I also ordered an USB kit for my robot arm. This lets you plug the arm into your computer. The software that comes with it only runs on Windows, but the Internet is a wonderful thing. Somebody reverse engineered the protocol and wrote a C program to talk to the arm via the USB port. Somebody else wrote a Mac OS X app using IOKit to talk to the arm via USB. There’s also a Python project that uses libusb to talk to the arm. At first, it didn’t seem like I could you Elixir to control it, but I found an article on Elixir’s Ports and NIFs, which lets Elixir talk to external code. Using that example as a base, I modified the C program to talk to the USB like the C program in the reverse engineered protocol article and created an Elixir module to talk to my new C program via a port. The result is ExRobotArm, which ables you to fully control the arm with Elixir. I tried it on both Mac OS X and my Raspberry Pi. Now it is totally plausible to attach the arm to whatever robot has a Raspberry Pi controlling it.

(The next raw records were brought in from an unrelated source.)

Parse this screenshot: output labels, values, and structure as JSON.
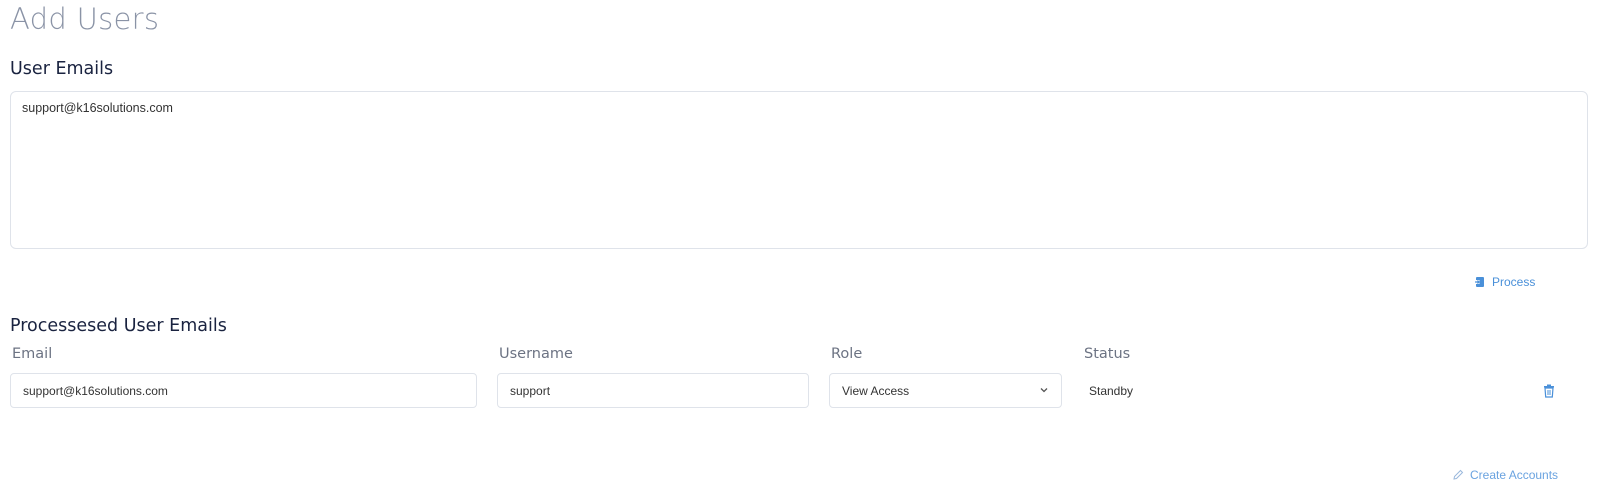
{
  "page": {
    "title": "Add Users"
  },
  "user_emails": {
    "heading": "User Emails",
    "value": "support@k16solutions.com",
    "process_label": "Process"
  },
  "processed": {
    "heading": "Processesed User Emails",
    "columns": {
      "email": "Email",
      "username": "Username",
      "role": "Role",
      "status": "Status"
    },
    "rows": [
      {
        "email": "support@k16solutions.com",
        "username": "support",
        "role": "View Access",
        "status": "Standby"
      }
    ]
  },
  "actions": {
    "create_label": "Create Accounts"
  },
  "icons": {
    "process": "process-icon",
    "delete": "trash-icon",
    "create": "pencil-icon",
    "dropdown": "chevron-down-icon"
  },
  "colors": {
    "link": "#4a90d9",
    "heading": "#1a2340",
    "muted": "#6c7383"
  }
}
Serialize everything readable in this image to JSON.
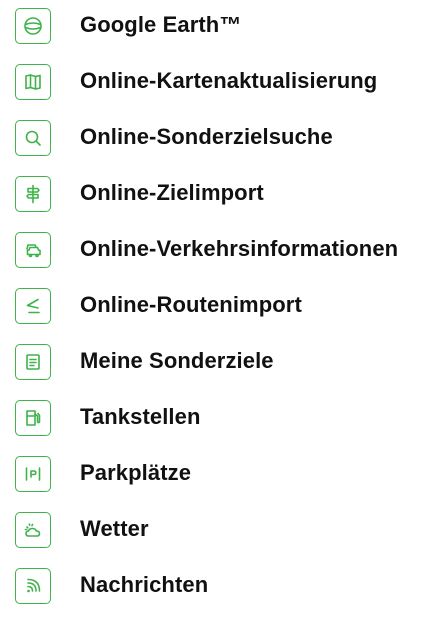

My compass and GPS module for the GoPiGo have arrived, so that’s next. Then more work on ExGoPiGo.
I’ve been getting into robots lately. For a long time I was searching for the perfect robot kit to use with my Arduino. Then I decided I’d rather use my Raspberry Pi to control my robots so I could use better programming languages like Clojure, Elixir, Scala, Ruby, etc. So I was looking around for the perfect Raspberry Pi robot kit.
For Christmas, my parents gave me the OWI Robotic Arm Edge. For the longest time, I didn’t like it. I wanted a moving robot and something I could program.
Finally in April, I decided to pull the plug on the GoPiGo, a Raspberry Pi robot kit. It was a little challenging to put together the motors at first and one of the encoders broke. I asked for a new one and they sent it right out. I ran the examples that simply let me remote control the GoPiGo by ssh’ing into the Raspberry Pi on the robot. I had no sensors or anything else. My goal is to create an autonomous robot. No remote control.
So I ordered an ultrasonic sensor, and a Raspberry Pi camera and waited. It took probaby a month before those all came in.
In the meantime, I decided to put the robot arm together. 48 steps! Took me 2 days, but it wasn’t that hard. I ended up with this.
Then I went to our local Microcontroller meetup hosted by Make Salt Lake. There were lots of cool projects everybody was working on, and I talked a little about my GoPiGo. I expressed my desire to make it autonomous and also to have a battery that I could recharge. Somebody mentioned the iRobot Create and that got me thinking. A couple of weeks later, I ordered one, and a week later it showed up.
Finally, my GoPiGo parts came and I added those to my robot. That was a little bit of a challenge as well. So here’s the GoPiGo:
I ran the examples for that demonstrating how to use the sensor and camera. They worked. I decided to order a compass and a GPS module to add to the GoPiGo because there are examples that use that. I want to make this thing as smart as possible.
So lots of things to do. I want to:
- Control the robot arm wirelessly
- Make the GoPiGo roam around on its own.
- Use Clojure to program the Roombda (iRobot Create) and see what I can do with that. Someday maybe add a Kinect to it, or attach the robot arm to it.
I don’t know where all of this is going, but I’m just having fun exploring and seeing what I can do. I’ll keep you informed.